Inclusion/exclusion: All patients will be assessed using our well established systematic evaluation protocol. Refractory asthma will be based on the definition of the American Thoracic Society Consensus Workshop. Patients recruited will have refractory asthma, will be identified as having depression using two validated questionnaires and will agree to take part and to take anti-depressant medication. Patients with poor adherence to medication, other respiratory conditions and who have had anti-depressant medication in previous the 6 months will be excluded.
Consent: People who are unable to give informed consent will be excluded from the study as they may be particularly vulnerable. Capacity to give informed consent will be assessed by the participant's usual healthcare professionals.
Risks, burdens and benefits
There is a small risk of agitation and suicidal ideation associated with commencement of selective serotonin reuptake inhibition (SSRI) anti-depressants. The investigators will attempt to minimise this risk by:
- Contacting participants 1 week after commencing treatment and 1 week after any subsequent dose increase to ensure there is no suggestion of agitation or suicidal ideation. This is in accordance with the guidelines for initiation of SSRI therapy in adults.
- Participants will also be contacted weekly for 2 weeks after discontinuation of study treatment. If depressive symptoms worsen patients will be advised to liaise with their GP to consider institution of treatment on clinical grounds.
|Study Design:||Allocation: Randomized
Intervention Model: Parallel Assignment
Masking: Double Blind (Participant, Care Provider, Investigator, Outcomes Assessor)
Primary Purpose: Treatment
|Official Title:||Pilot Study of Treatment of Depression in Refractory Asthma|
- Improvement in Asthma Control Score [ Time Frame: 12 weeks ]
- Improvement in Hamilton Rating Scale for Depression (HDRS) [ Time Frame: 12 weeks ]
- Improvement in Asthma Quality of Life Questionnaire (AQLQ) [ Time Frame: 12 weeks ]
- Improvement in Hospital Anxiety and Depression Scale (HADS) [ Time Frame: 12 weeks ]
- Improvement in Lung function [ Time Frame: 12 weeks ]
- Reduction in Fractional exhaled nitric oxide [ Time Frame: 12 weeks ]
- Sputum eosinophil count [ Time Frame: 12 weeks ]
- Reduction in dose of oral steroids (if applicable) [ Time Frame: 12 weeks ]
|Study Start Date:||November 2010|
|Estimated Study Completion Date:||June 2012|

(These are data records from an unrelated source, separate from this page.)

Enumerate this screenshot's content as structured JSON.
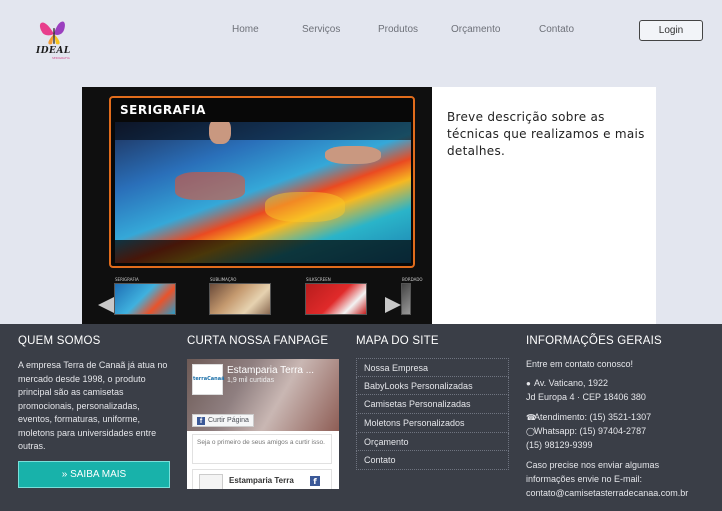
{
  "header": {
    "logo": {
      "name": "IDEAL",
      "tagline": "SERIGRAFIA"
    },
    "nav": [
      {
        "label": "Home"
      },
      {
        "label": "Serviços"
      },
      {
        "label": "Produtos"
      },
      {
        "label": "Orçamento"
      },
      {
        "label": "Contato"
      }
    ],
    "login_label": "Login"
  },
  "hero": {
    "slide_title": "SERIGRAFIA",
    "thumbnails": [
      {
        "label": "SERIGRAFIA"
      },
      {
        "label": "SUBLIMAÇÃO"
      },
      {
        "label": "SILKSCREEN"
      },
      {
        "label": "BORDADO"
      }
    ],
    "description": "Breve descrição sobre as técnicas que realizamos e mais detalhes."
  },
  "footer": {
    "about": {
      "title": "QUEM SOMOS",
      "text": "A empresa Terra de Canaã já atua no mercado desde 1998, o produto principal são as camisetas promocionais, personalizadas, eventos, formaturas, uniforme, moletons para universidades entre outras.",
      "button_label": "» SAIBA MAIS"
    },
    "fanpage": {
      "title": "CURTA NOSSA FANPAGE",
      "page_name": "Estamparia Terra ...",
      "likes": "1,9 mil curtidas",
      "like_button": "Curtir Página",
      "note": "Seja o primeiro de seus amigos a curtir isso.",
      "post_name": "Estamparia Terra",
      "avatar_text": "terraCanaã"
    },
    "sitemap": {
      "title": "MAPA DO SITE",
      "items": [
        {
          "label": "Nossa Empresa"
        },
        {
          "label": "BabyLooks Personalizadas"
        },
        {
          "label": "Camisetas Personalizadas"
        },
        {
          "label": "Moletons Personalizados"
        },
        {
          "label": "Orçamento"
        },
        {
          "label": "Contato"
        }
      ]
    },
    "info": {
      "title": "INFORMAÇÕES GERAIS",
      "intro": "Entre em contato conosco!",
      "address1": "Av. Vaticano, 1922",
      "address2": "Jd Europa 4 · CEP 18406 380",
      "phone": "Atendimento: (15) 3521-1307",
      "whatsapp": "Whatsapp: (15) 97404-2787",
      "mobile": "(15) 98129-9399",
      "email_note_1": "Caso precise nos enviar algumas",
      "email_note_2": "informações envie no E-mail:",
      "email": "contato@camisetasterradecanaa.com.br"
    }
  },
  "colors": {
    "page_bg": "#e3e6ef",
    "footer_bg": "#3a3e47",
    "accent_teal": "#18b2aa",
    "frame_orange": "#e16c1c"
  }
}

|Estimated Primary Completion Date:||June 2012 (Final data collection date for primary outcome measure)|
Participants will be commenced on Citalopram 20mgs daily
Participants will be commenced on Citalopram 20mgs daily. At week 4 participants will be assessed for response to treatment . If no response, dose of Citalopram will be increased to 40mgs for the remaining 8 weeks of the study. Patients who respond will remain on 20mgs for remaining 8 weeks.

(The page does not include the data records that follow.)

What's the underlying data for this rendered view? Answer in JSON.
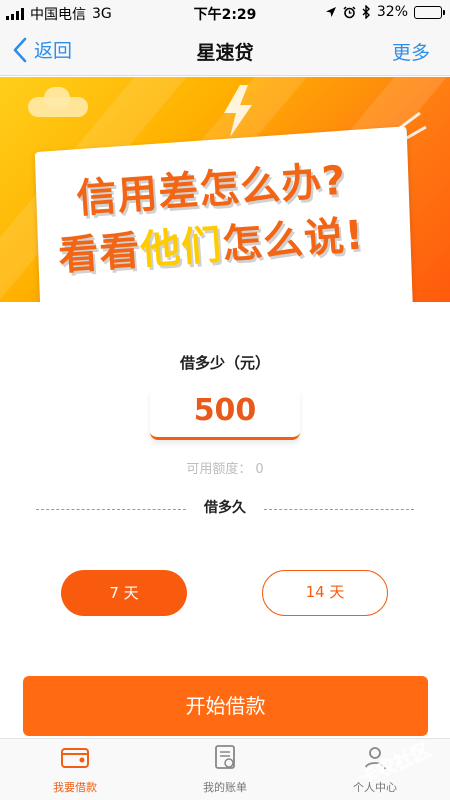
{
  "status": {
    "carrier": "中国电信",
    "network": "3G",
    "time": "下午2:29",
    "battery": "32%",
    "battery_level": 0.32
  },
  "nav": {
    "back_label": "返回",
    "title": "星速贷",
    "more_label": "更多"
  },
  "banner": {
    "line1": "信用差怎么办?",
    "line2_a": "看看",
    "line2_b": "他们",
    "line2_c": "怎么说!"
  },
  "loan": {
    "amount_label": "借多少（元）",
    "amount_value": "500",
    "credit_label": "可用额度：",
    "credit_value": "0",
    "period_label": "借多久",
    "options": [
      {
        "label": "7 天",
        "selected": true
      },
      {
        "label": "14 天",
        "selected": false
      }
    ],
    "submit_label": "开始借款"
  },
  "tabs": [
    {
      "label": "我要借款",
      "icon": "wallet-icon",
      "active": true
    },
    {
      "label": "我的账单",
      "icon": "bill-icon",
      "active": false
    },
    {
      "label": "个人中心",
      "icon": "user-icon",
      "active": false
    }
  ],
  "watermark": {
    "text": "卡农社区"
  },
  "colors": {
    "accent": "#f85a0e",
    "link": "#2f8ee8",
    "muted": "#bdbdbd"
  }
}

Placebo Comparator: Control
Control group - will receive a matched placebo
Participants in the control group will receive a matched placebo. At week 4 participants will be assessed for response to treatment. If no response, dose of placebo will be increased to 40mgs for the remaining 8 weeks of the study. Patients who respond will remain on 20mgs for remaining 8 weeks.

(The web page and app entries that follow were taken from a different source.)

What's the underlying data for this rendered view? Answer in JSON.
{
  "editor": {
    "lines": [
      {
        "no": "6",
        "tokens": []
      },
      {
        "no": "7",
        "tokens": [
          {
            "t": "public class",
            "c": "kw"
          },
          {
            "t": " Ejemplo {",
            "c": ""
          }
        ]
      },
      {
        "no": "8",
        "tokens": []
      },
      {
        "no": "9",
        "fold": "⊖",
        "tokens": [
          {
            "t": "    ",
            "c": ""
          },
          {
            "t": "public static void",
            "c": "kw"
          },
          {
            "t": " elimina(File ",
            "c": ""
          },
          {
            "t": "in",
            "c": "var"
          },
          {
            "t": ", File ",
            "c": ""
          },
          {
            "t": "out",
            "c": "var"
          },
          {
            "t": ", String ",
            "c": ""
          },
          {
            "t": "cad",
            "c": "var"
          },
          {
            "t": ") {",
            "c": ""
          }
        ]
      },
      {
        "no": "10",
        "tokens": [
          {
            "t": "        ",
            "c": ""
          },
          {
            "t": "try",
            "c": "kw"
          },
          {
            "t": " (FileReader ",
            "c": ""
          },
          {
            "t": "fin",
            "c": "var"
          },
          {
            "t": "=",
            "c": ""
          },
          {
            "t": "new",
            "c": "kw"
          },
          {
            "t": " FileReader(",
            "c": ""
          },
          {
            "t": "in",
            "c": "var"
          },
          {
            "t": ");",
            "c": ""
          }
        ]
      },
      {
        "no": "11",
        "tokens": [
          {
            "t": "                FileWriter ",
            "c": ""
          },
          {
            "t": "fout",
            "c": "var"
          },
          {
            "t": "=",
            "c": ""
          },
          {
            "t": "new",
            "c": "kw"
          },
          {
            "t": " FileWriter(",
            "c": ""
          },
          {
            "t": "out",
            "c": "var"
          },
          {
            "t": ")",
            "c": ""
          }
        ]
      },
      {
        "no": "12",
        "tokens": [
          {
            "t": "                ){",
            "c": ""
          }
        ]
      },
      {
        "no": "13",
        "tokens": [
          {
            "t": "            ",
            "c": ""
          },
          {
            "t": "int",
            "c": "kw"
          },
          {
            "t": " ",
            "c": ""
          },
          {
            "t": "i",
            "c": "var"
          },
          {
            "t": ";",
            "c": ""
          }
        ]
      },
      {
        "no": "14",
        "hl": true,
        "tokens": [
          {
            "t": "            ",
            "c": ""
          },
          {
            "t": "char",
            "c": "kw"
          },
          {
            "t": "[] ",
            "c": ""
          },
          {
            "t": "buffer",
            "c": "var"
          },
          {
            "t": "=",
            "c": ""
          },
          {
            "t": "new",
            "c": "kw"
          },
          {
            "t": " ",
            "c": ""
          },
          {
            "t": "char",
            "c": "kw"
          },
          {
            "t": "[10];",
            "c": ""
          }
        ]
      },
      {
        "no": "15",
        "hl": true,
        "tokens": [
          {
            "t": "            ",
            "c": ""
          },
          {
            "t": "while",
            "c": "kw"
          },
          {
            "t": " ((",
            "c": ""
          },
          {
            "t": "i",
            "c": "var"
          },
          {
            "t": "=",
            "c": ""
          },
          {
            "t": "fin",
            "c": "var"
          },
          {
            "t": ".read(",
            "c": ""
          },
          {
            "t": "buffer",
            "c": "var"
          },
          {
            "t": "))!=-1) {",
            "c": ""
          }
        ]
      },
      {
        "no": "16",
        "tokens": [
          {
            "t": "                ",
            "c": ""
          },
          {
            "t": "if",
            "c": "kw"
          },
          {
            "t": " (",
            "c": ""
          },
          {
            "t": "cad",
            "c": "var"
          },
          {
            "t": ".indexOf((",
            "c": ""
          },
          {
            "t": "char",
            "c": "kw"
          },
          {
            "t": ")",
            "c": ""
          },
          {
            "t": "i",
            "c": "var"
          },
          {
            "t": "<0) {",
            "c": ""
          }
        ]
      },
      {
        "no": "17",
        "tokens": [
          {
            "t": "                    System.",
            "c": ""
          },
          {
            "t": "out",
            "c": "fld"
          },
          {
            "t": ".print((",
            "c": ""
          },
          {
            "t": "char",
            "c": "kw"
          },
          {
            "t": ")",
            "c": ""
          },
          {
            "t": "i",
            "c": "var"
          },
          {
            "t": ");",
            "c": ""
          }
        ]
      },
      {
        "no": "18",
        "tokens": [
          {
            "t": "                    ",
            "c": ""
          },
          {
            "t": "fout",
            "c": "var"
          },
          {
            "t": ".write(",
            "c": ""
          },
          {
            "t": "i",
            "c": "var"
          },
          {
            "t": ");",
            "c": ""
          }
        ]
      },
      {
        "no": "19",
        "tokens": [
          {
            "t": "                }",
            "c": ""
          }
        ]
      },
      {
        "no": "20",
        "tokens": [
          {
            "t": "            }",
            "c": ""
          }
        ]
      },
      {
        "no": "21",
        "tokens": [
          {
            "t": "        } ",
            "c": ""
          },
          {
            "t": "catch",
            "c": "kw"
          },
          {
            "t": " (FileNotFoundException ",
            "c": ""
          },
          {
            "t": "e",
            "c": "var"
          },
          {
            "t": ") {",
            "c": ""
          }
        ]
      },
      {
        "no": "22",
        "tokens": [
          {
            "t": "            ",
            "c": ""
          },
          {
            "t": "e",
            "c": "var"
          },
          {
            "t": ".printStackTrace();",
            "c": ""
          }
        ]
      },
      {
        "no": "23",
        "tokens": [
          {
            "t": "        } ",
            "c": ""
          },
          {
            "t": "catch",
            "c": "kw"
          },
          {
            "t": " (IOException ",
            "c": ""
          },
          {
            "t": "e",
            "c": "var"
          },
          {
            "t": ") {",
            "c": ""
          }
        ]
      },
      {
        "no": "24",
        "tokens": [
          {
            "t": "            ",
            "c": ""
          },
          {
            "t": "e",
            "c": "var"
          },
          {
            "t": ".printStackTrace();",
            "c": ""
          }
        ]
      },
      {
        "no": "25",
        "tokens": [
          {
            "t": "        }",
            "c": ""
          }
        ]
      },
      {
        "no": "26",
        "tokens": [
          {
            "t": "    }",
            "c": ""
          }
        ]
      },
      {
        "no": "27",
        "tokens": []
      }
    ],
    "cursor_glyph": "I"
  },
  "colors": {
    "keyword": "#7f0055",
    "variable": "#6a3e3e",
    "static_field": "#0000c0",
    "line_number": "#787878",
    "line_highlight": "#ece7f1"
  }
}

Please refer to this study by its ClinicalTrials.gov identifier: NCT01153165
|Contact: Jacqui Gamble, PhD||0442890263740 ext firstname.lastname@example.org|
|Contact: Liam Heaney, MD||0442890263740 ext email@example.com|
|Regional Respiratory Centre, Belfast City Hospital||Recruiting|
|Belfast, United Kingdom, BT9 7AB|
|Contact: Jacqui Gamble, PhD|
|Contact: Liam Heaney, MD|
|Principal Investigator: Liam Heaney, MD|
|Sub-Investigator: Jacqui Gamble, PhD|